## Requirement
Take the listing below and output it again exactly.

## Data records

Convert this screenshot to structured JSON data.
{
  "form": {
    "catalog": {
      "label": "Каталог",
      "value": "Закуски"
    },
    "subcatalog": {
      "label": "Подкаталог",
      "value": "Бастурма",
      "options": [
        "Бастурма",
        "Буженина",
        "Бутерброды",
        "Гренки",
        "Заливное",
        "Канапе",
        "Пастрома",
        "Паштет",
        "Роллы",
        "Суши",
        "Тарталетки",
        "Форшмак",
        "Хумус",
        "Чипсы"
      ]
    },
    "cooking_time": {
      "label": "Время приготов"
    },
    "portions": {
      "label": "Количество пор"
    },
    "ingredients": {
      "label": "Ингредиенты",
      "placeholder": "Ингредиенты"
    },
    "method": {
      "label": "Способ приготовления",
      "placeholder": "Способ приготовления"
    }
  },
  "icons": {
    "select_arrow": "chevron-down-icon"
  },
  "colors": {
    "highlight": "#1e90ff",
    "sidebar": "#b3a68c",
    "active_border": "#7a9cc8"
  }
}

## Exercise output
Convert this screenshot to structured JSON data.
{
  "form": {
    "catalog": {
      "label": "Каталог",
      "value": "Закуски"
    },
    "subcatalog": {
      "label": "Подкаталог",
      "value": "Бастурма",
      "options": [
        "Бастурма",
        "Буженина",
        "Бутерброды",
        "Гренки",
        "Заливное",
        "Канапе",
        "Пастрома",
        "Паштет",
        "Роллы",
        "Суши",
        "Тарталетки",
        "Форшмак",
        "Хумус",
        "Чипсы"
      ]
    },
    "cooking_time": {
      "label": "Время приготов"
    },
    "portions": {
      "label": "Количество пор"
    },
    "ingredients": {
      "label": "Ингредиенты",
      "placeholder": "Ингредиенты"
    },
    "method": {
      "label": "Способ приготовления",
      "placeholder": "Способ приготовления"
    }
  },
  "icons": {
    "select_arrow": "chevron-down-icon"
  },
  "colors": {
    "highlight": "#1e90ff",
    "sidebar": "#b3a68c",
    "active_border": "#7a9cc8"
  }
}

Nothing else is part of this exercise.